Dear Carolyn: I recently began painful and exhausting fertility treatments, with no guarantee they'll actually work. An old friend, a mom of three, coincidentally began studying for her Realtor's license on the same day I began injections.

She now sends regular emails about how excited she is that we're "in this life journey together." More than once, if I mention I'm stressed or worried, she responds that she knows exactly how that feels, because if she doesn't pass her exam, her dream will be crushed. Today's text: a photo of her textbook next to a Starbucks latte, with, "Thinking of you as we both pursue our dreams."

I'm trying to be patient with the idea that she sees her study sessions as equivalent to my shooting myself up with hormones, undergoing extensive lab tests and determining my familial future. But I'm frankly irritated. Not only does my friend's success depend entirely on her own hard work, but her worst-case scenario is that .?.?. she fails an exam and has to take it again.

I'm super-emotional about everything right now, but am I crazy? This is weird, right? What should I say that doesn't belittle her, but also makes this stop?

— Not the Same Thing!

Not the Same Thing!: Using whatever means available to do this safely: Have the in-person, “I know you mean well, but .?.?.” conversation. Say you’re really rooting for her, of course — but if you don’t spell out that you’re uncomfortable with this “journey” coupling, and why, then you’re going to start avoiding this friend or dump a latte on her, both of which are more aggressive acts than just telling her how you feel.
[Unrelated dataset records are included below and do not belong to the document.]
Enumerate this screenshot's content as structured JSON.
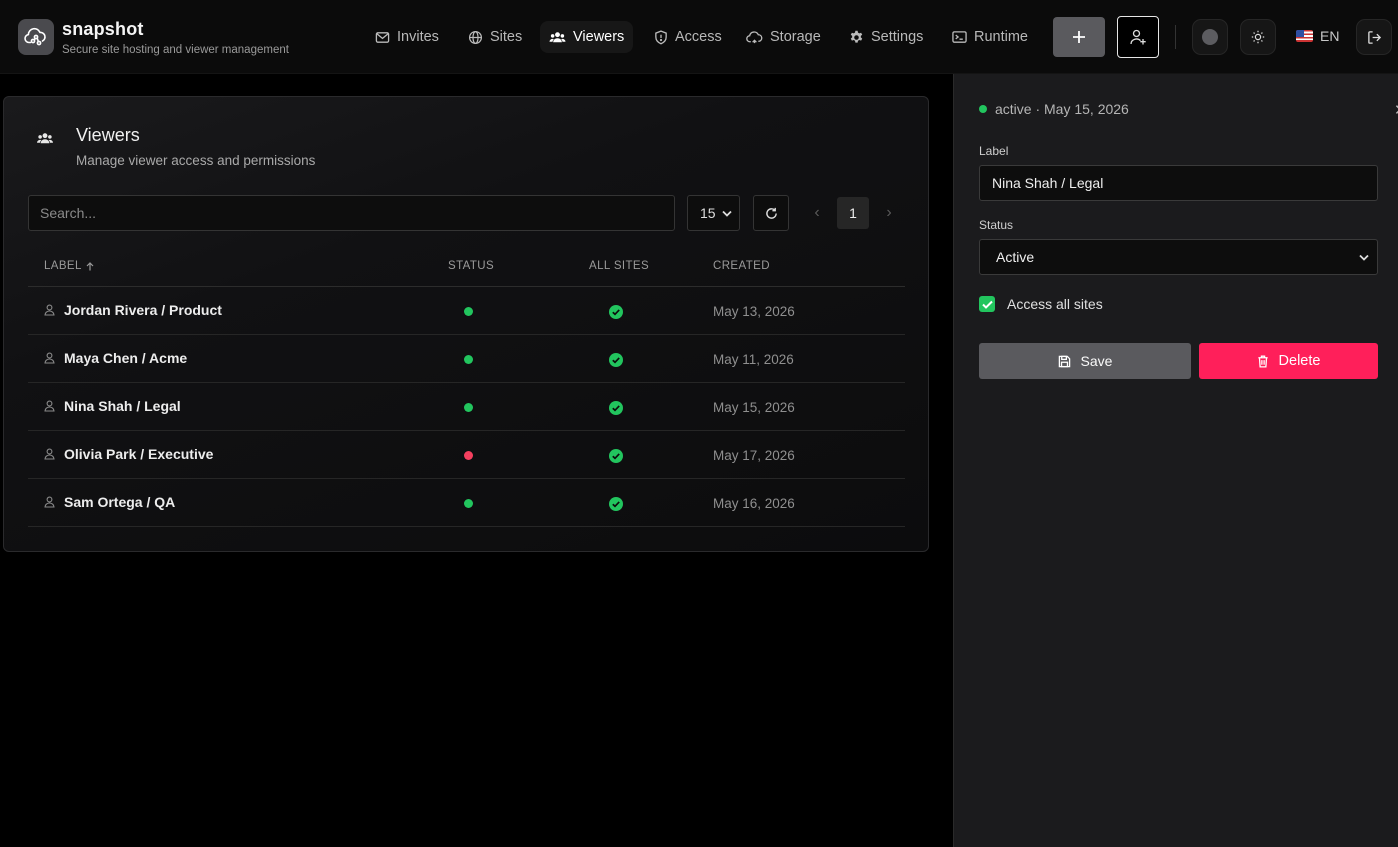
{
  "app": {
    "name": "snapshot",
    "tagline": "Secure site hosting and viewer management"
  },
  "nav": [
    {
      "label": "Invites",
      "icon": "mail-icon",
      "active": false
    },
    {
      "label": "Sites",
      "icon": "globe-icon",
      "active": false
    },
    {
      "label": "Viewers",
      "icon": "users-icon",
      "active": true
    },
    {
      "label": "Access",
      "icon": "shield-icon",
      "active": false
    },
    {
      "label": "Storage",
      "icon": "cloud-icon",
      "active": false
    },
    {
      "label": "Settings",
      "icon": "gear-icon",
      "active": false
    },
    {
      "label": "Runtime",
      "icon": "terminal-icon",
      "active": false
    }
  ],
  "header_actions": {
    "language": "EN",
    "icons": [
      "plus-icon",
      "user-plus-icon",
      "theme-dot-icon",
      "sun-icon",
      "us-flag-icon",
      "logout-icon"
    ]
  },
  "viewers": {
    "title": "Viewers",
    "subtitle": "Manage viewer access and permissions",
    "search_placeholder": "Search...",
    "page_size": "15",
    "current_page": "1",
    "prev_glyph": "‹",
    "next_glyph": "›",
    "columns": {
      "label": "LABEL",
      "status": "STATUS",
      "all_sites": "ALL SITES",
      "created": "CREATED"
    },
    "rows": [
      {
        "label": "Jordan Rivera / Product",
        "status": "active",
        "all_sites": true,
        "created": "May 13, 2026"
      },
      {
        "label": "Maya Chen / Acme",
        "status": "active",
        "all_sites": true,
        "created": "May 11, 2026"
      },
      {
        "label": "Nina Shah / Legal",
        "status": "active",
        "all_sites": true,
        "created": "May 15, 2026"
      },
      {
        "label": "Olivia Park / Executive",
        "status": "inactive",
        "all_sites": true,
        "created": "May 17, 2026"
      },
      {
        "label": "Sam Ortega / QA",
        "status": "active",
        "all_sites": true,
        "created": "May 16, 2026"
      }
    ]
  },
  "detail": {
    "status_line": "active · May 15, 2026",
    "close_glyph": "✕",
    "label_field_label": "Label",
    "label_value": "Nina Shah / Legal",
    "status_field_label": "Status",
    "status_value": "Active",
    "access_all_sites_label": "Access all sites",
    "access_all_sites_checked": true,
    "save_label": "Save",
    "delete_label": "Delete"
  },
  "colors": {
    "active": "#22c55e",
    "inactive": "#f43f5e",
    "delete": "#ff1f5a",
    "save": "#5a5a5e"
  }
}
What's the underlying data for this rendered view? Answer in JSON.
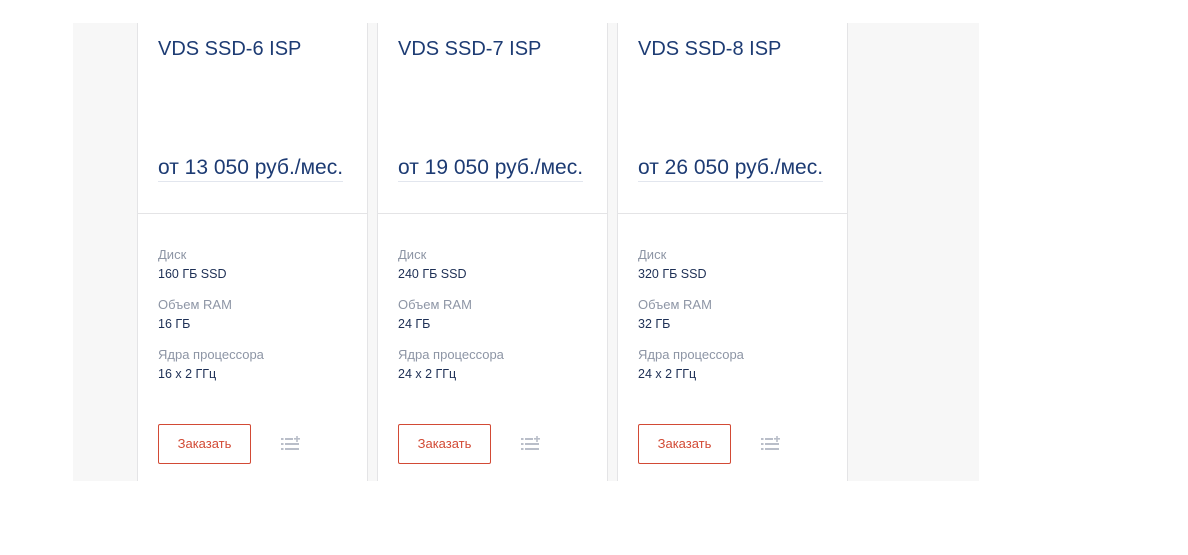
{
  "cards": [
    {
      "title": "VDS SSD-6 ISP",
      "price": "от 13 050 руб./мес.",
      "specs": [
        {
          "label": "Диск",
          "value": "160 ГБ SSD"
        },
        {
          "label": "Объем RAM",
          "value": "16 ГБ"
        },
        {
          "label": "Ядра процессора",
          "value": "16 x 2 ГГц"
        }
      ],
      "order_label": "Заказать",
      "compare_icon": "add-to-compare-list-icon"
    },
    {
      "title": "VDS SSD-7 ISP",
      "price": "от 19 050 руб./мес.",
      "specs": [
        {
          "label": "Диск",
          "value": "240 ГБ SSD"
        },
        {
          "label": "Объем RAM",
          "value": "24 ГБ"
        },
        {
          "label": "Ядра процессора",
          "value": "24 x 2 ГГц"
        }
      ],
      "order_label": "Заказать",
      "compare_icon": "add-to-compare-list-icon"
    },
    {
      "title": "VDS SSD-8 ISP",
      "price": "от 26 050 руб./мес.",
      "specs": [
        {
          "label": "Диск",
          "value": "320 ГБ SSD"
        },
        {
          "label": "Объем RAM",
          "value": "32 ГБ"
        },
        {
          "label": "Ядра процессора",
          "value": "24 x 2 ГГц"
        }
      ],
      "order_label": "Заказать",
      "compare_icon": "add-to-compare-list-icon"
    }
  ],
  "colors": {
    "title": "#1d3b73",
    "accent": "#d24a35",
    "label": "#8d95a5",
    "panel_background": "#f7f7f7"
  }
}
Sorry you’re having a tough time.

To: "Same Thing": I'm also currently doing IVF, and got a three-year graduate degree in 22 months, and there is zero comparison. Most people are so [bleeping] clueless about IVF and don't treat it like the complex medical situation it is. A New York Times article discussed research showing the IVF stress level is comparable to that of cancer patients. Hopefully your friend isn't so obtuse that she'd do this with a cancer patient; most think you should be positive because it's baby related. Another needle in my butt isn't some magical moment.
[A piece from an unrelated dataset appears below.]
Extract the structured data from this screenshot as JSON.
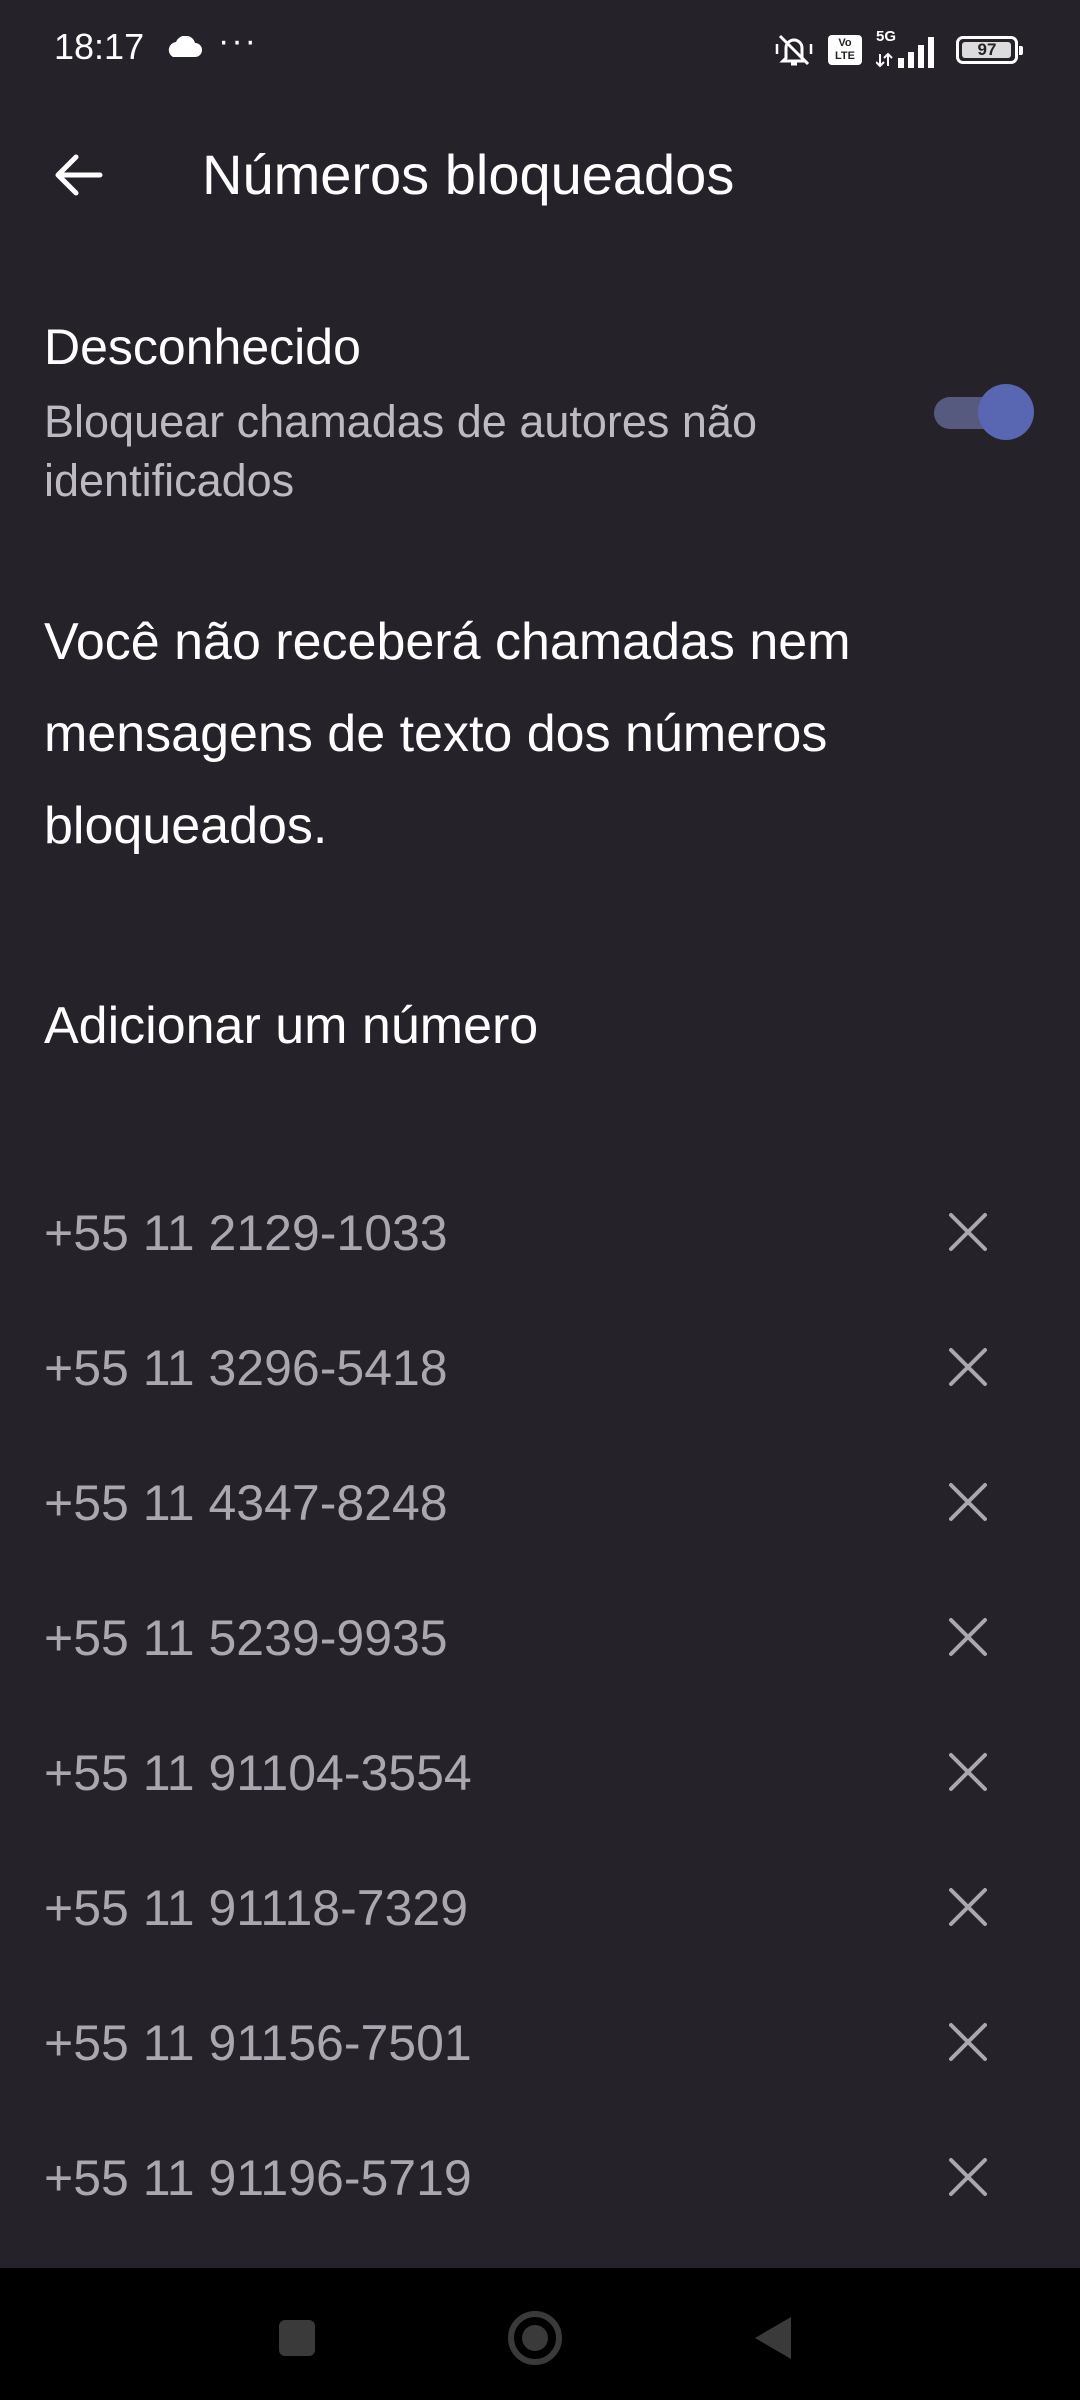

— Stressed

Re: IVF: I'm so angry at this I could spit. No, the stress levels are NOT equivalent. You don't die of not having a baby.

— Online Commenter 1

Online Commenter 1: Many responded this way; I direct you all to reread the comment, which referred to a news item (here, bit.ly/IVFStress1 or here, bit.ly/IVFStress2) about research (here, bit.ly/IVFStress3) comparing stress levels. Please let’s resist some temptations to take offense.

Re: IVF: The point is that stress levels are COMPARABLE. Just as the stress levels from a wedding and a funeral are similar for these life-changing events, although weddings are usually joyous and funerals not so much. My partner has been treated for major cancers — it's really challenging to look at life ending sooner rather than later. That doesn't mean women undergoing IVF don't experience huge stress levels, too — just different. And those wacky hormones really magnify everything. It isn't a competition.

— Online Commenter 2

Online Commenter 2: Amen, thanks.

Write to Carolyn Hax at tellme@washpost.com. Get her column delivered to your inbox each morning at wapo.st/haxpost.